> **Your assignment**:
The word "date" may appear in lines of the data; say how many such lines there are, with nothing beyond the number.

══ Dataset records

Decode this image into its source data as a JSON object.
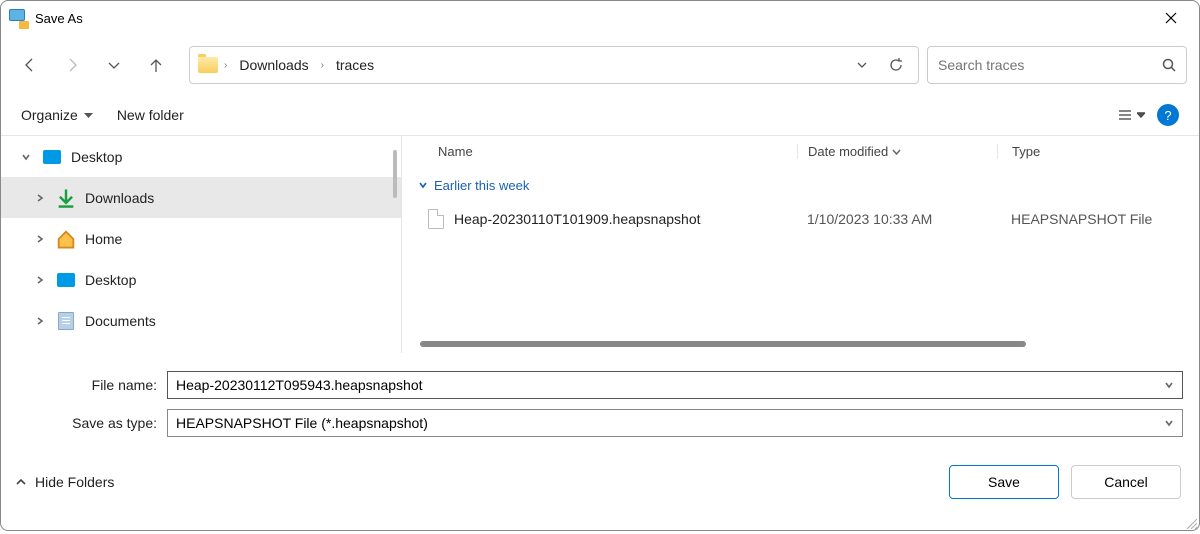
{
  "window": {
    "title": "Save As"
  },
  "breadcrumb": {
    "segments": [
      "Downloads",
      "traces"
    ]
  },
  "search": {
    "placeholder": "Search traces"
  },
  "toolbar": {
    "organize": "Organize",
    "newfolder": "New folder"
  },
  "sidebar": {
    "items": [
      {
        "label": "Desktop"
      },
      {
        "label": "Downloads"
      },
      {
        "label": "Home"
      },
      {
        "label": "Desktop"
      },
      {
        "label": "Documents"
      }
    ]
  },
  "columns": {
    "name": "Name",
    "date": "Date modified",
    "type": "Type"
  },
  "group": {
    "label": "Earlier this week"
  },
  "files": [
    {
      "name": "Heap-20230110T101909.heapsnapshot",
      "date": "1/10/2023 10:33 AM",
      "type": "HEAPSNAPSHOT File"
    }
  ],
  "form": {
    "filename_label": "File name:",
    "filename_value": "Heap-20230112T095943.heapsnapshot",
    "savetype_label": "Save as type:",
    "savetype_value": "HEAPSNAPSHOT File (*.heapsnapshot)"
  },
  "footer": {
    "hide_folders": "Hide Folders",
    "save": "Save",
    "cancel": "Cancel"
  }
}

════

> **Solved problem**:
2